=== Begin Enclosure ===
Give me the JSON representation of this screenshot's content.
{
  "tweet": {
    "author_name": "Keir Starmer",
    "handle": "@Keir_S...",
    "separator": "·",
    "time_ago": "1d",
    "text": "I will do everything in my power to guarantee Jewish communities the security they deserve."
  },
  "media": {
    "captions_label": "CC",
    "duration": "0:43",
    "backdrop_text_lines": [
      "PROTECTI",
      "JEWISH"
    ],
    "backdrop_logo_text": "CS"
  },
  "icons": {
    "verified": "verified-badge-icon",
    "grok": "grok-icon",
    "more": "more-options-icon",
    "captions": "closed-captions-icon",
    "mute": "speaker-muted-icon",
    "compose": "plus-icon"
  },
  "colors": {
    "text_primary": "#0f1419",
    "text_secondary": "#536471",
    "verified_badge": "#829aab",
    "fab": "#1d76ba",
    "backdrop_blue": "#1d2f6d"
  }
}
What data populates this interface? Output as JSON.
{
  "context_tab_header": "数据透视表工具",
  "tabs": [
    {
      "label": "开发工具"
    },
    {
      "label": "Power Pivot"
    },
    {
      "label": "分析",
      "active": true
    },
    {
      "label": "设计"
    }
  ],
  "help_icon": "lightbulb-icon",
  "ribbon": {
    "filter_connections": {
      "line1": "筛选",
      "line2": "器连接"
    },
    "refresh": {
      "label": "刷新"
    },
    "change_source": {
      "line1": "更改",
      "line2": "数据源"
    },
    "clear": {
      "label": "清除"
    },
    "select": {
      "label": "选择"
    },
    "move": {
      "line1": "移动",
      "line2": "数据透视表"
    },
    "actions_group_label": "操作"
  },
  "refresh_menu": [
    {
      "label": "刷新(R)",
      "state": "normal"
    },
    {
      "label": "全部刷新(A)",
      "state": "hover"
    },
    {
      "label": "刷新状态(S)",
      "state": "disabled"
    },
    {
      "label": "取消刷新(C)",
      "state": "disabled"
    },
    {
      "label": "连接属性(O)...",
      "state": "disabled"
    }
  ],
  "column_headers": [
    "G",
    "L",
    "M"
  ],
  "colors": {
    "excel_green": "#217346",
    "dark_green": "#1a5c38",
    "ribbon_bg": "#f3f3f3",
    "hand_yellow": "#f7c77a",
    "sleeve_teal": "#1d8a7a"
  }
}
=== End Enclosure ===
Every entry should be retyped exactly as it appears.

Give me the JSON representation of this screenshot's content.
{
  "tweet": {
    "author_name": "Keir Starmer",
    "handle": "@Keir_S...",
    "separator": "·",
    "time_ago": "1d",
    "text": "I will do everything in my power to guarantee Jewish communities the security they deserve."
  },
  "media": {
    "captions_label": "CC",
    "duration": "0:43",
    "backdrop_text_lines": [
      "PROTECTI",
      "JEWISH"
    ],
    "backdrop_logo_text": "CS"
  },
  "icons": {
    "verified": "verified-badge-icon",
    "grok": "grok-icon",
    "more": "more-options-icon",
    "captions": "closed-captions-icon",
    "mute": "speaker-muted-icon",
    "compose": "plus-icon"
  },
  "colors": {
    "text_primary": "#0f1419",
    "text_secondary": "#536471",
    "verified_badge": "#829aab",
    "fab": "#1d76ba",
    "backdrop_blue": "#1d2f6d"
  }
}
What data populates this interface? Output as JSON.
{
  "context_tab_header": "数据透视表工具",
  "tabs": [
    {
      "label": "开发工具"
    },
    {
      "label": "Power Pivot"
    },
    {
      "label": "分析",
      "active": true
    },
    {
      "label": "设计"
    }
  ],
  "help_icon": "lightbulb-icon",
  "ribbon": {
    "filter_connections": {
      "line1": "筛选",
      "line2": "器连接"
    },
    "refresh": {
      "label": "刷新"
    },
    "change_source": {
      "line1": "更改",
      "line2": "数据源"
    },
    "clear": {
      "label": "清除"
    },
    "select": {
      "label": "选择"
    },
    "move": {
      "line1": "移动",
      "line2": "数据透视表"
    },
    "actions_group_label": "操作"
  },
  "refresh_menu": [
    {
      "label": "刷新(R)",
      "state": "normal"
    },
    {
      "label": "全部刷新(A)",
      "state": "hover"
    },
    {
      "label": "刷新状态(S)",
      "state": "disabled"
    },
    {
      "label": "取消刷新(C)",
      "state": "disabled"
    },
    {
      "label": "连接属性(O)...",
      "state": "disabled"
    }
  ],
  "column_headers": [
    "G",
    "L",
    "M"
  ],
  "colors": {
    "excel_green": "#217346",
    "dark_green": "#1a5c38",
    "ribbon_bg": "#f3f3f3",
    "hand_yellow": "#f7c77a",
    "sleeve_teal": "#1d8a7a"
  }
}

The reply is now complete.